Be sure not to include any code that has side effects in your callback function.

The callback function will be retried over and over again until no assertions within it throw.

<p class="text-primary">Hello World</p>
<p class="text-danger">You have an error</p>
<p class="text-default">Try again later</p>
.and(($p) => {
// should have found 3 elements

// make sure the first contains some text content
expect($p.first()).to.contain('Hello World')

// use jquery's map to grab all of their classes
// jquery's map returns a new jquery object
const classes = $, el) => {
return Cypress.$(el).attr('class')

// call classes.get() to make this a plain array

Using a callback function will not change the subject



Similarities to Chai

If you've worked in Chai before, you will recognize that .and() matches the same fluent assertion syntax.

Take this explicit assertion for example:

expect({ foo: 'bar' })'foo').and.eq('bar')

.and() reproduces this same assertion behavior.


How do I know which assertions change the subject and which keep it the same?

The chainers that come from Chai or Chai-jQuery will always document what they return.

Using a callback function will not change what is yielded

Whenever you use a callback function, its return value is always ignored. Cypress always forces the command to yield the value from the previous cy command's yield (which in the example below is <button>)

.and(($button) => {
expect({ foo: 'bar' }).to.deep.eq({ foo: 'bar' })

return { foo: 'bar' } // return is ignored, .and() yields <button>
.then(($button) => {
// do anything we want with <button>


What's the difference between .then() and .should()/.and()?
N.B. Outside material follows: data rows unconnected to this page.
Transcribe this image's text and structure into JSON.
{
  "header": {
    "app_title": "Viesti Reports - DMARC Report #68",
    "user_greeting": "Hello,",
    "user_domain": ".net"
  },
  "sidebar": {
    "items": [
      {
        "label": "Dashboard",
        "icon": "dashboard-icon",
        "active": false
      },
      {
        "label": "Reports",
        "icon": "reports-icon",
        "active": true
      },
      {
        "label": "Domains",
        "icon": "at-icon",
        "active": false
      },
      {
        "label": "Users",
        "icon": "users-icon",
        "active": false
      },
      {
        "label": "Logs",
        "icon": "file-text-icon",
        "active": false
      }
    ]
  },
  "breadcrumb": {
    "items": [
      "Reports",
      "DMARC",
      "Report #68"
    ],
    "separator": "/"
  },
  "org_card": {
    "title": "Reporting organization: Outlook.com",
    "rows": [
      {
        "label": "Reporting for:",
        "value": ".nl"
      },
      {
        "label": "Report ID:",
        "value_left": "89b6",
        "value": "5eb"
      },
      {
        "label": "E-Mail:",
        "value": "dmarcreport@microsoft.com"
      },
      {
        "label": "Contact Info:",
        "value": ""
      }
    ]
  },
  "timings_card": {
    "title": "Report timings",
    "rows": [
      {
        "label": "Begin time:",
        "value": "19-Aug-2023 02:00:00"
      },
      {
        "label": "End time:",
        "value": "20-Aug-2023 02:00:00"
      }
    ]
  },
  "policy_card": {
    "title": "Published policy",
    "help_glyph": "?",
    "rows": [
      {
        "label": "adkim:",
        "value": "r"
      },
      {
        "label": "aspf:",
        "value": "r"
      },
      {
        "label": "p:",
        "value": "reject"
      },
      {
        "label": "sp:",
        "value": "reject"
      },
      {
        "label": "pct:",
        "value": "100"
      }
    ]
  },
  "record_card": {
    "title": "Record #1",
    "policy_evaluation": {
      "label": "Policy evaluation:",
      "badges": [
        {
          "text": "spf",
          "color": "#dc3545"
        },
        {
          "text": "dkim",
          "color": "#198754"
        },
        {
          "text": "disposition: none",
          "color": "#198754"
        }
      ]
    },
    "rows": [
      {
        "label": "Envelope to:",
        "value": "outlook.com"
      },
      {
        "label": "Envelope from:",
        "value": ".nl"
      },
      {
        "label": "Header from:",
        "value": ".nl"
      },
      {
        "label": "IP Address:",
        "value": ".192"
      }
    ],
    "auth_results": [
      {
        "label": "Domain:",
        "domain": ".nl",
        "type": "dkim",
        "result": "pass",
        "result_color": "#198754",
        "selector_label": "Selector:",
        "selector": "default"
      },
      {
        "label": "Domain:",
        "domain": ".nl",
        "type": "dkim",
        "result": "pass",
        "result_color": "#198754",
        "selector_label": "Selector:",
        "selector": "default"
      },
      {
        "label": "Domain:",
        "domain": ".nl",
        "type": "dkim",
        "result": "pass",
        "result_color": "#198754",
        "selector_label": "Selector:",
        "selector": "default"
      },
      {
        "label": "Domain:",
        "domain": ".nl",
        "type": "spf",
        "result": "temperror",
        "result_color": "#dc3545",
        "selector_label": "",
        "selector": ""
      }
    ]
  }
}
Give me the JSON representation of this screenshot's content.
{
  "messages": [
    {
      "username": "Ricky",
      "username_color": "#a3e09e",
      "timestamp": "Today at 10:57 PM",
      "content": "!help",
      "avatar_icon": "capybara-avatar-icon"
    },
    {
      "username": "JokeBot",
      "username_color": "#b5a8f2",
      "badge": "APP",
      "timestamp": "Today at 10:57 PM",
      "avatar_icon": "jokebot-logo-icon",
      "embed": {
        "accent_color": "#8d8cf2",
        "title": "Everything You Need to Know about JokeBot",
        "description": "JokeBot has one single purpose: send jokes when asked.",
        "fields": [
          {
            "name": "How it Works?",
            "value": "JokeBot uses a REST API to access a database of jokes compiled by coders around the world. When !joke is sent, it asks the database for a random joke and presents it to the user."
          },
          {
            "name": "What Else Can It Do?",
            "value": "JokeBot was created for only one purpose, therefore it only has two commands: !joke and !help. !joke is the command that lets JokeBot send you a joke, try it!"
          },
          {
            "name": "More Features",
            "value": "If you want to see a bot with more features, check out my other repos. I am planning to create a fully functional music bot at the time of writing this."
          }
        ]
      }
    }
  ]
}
Using .then() allows you to use the yielded subject in a callback function and should be used when you need to manipulate some values or do some actions.
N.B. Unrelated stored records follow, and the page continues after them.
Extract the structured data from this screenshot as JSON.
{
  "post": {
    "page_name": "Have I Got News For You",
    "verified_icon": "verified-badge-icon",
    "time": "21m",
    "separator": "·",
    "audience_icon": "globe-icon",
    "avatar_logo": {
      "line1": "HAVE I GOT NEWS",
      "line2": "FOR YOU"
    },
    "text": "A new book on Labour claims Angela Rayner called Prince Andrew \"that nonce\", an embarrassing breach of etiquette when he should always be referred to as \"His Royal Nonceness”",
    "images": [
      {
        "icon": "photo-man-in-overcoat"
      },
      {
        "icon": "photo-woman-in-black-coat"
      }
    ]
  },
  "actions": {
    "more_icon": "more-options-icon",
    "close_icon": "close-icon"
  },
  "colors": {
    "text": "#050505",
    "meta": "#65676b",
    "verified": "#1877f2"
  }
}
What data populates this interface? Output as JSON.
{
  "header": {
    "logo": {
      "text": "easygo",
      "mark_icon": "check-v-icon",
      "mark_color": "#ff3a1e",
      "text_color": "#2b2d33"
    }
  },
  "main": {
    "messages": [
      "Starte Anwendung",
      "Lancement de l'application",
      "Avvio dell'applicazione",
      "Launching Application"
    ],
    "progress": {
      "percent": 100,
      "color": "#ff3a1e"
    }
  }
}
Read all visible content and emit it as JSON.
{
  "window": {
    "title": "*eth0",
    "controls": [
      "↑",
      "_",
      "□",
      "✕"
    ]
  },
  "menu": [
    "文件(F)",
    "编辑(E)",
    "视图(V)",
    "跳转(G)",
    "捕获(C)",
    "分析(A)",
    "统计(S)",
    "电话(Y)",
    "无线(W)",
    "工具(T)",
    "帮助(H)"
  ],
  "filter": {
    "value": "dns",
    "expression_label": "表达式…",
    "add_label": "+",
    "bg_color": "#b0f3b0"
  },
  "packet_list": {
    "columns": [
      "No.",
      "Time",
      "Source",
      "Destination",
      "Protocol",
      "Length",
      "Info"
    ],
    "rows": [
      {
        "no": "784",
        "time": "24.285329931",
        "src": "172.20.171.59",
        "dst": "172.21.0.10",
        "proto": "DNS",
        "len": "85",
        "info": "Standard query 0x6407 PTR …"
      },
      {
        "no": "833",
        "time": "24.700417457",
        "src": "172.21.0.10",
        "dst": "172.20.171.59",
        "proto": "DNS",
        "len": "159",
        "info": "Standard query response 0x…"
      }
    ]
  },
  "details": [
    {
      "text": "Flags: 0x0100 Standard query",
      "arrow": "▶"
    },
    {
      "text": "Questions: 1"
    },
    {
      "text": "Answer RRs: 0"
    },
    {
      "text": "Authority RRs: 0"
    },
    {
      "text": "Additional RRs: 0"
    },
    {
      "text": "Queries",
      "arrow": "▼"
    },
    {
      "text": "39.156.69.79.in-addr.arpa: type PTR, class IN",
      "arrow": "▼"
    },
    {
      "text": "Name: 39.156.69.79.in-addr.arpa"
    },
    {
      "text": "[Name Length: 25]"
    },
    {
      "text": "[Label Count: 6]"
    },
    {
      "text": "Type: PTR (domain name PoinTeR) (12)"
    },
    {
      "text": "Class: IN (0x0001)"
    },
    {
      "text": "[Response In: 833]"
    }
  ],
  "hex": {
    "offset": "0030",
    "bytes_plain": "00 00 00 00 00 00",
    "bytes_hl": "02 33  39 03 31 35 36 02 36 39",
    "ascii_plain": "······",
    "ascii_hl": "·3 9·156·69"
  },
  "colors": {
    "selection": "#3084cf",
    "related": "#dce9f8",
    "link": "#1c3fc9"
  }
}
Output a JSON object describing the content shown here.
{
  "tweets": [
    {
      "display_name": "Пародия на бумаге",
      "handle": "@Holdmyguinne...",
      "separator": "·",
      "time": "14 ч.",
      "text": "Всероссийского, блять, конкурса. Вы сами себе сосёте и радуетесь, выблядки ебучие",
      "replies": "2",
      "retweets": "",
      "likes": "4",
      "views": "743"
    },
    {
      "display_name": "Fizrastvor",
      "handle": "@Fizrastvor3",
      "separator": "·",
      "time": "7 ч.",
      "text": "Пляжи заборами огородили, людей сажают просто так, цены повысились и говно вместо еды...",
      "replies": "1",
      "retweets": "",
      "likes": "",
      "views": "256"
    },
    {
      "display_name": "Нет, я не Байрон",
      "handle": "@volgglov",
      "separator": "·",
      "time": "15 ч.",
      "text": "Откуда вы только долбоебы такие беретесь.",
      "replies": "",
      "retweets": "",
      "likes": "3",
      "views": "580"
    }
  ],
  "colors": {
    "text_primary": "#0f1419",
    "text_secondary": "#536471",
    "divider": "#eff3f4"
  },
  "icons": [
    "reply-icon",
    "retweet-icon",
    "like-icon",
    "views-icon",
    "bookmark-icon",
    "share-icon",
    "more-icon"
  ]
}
When using a callback function with .should() or .and(), on the other hand, there is special logic to rerun the callback function until no assertions throw within it. You should be careful of side affects in a .should() or .and() callback function that you would not want performed multiple times.



  • .and() requires being chained off a previous command.


  • .and() will continue to retry its specified assertions until it times out.
cy.get('input', {timeout: 10000}).should('have.value', '10').and('have.class', 'error')

// timeout here will be passed down to the '.and()'
// and it will retry for up to 10 secs
cy.get('input', {timeout: 10000}).should('have.value', 'US').and(($input) => {

// timeout here will be passed down to the '.and()'
// unless an assertion throws earlier,
// ALL of the assertions will retry for up to 10 secs

Command Log

Chain assertions on the same subject


The commands above will display in the Command Log as:

Command log for assertions

When clicking on assert within the command log, the console outputs the following:

console.log for assertions

See also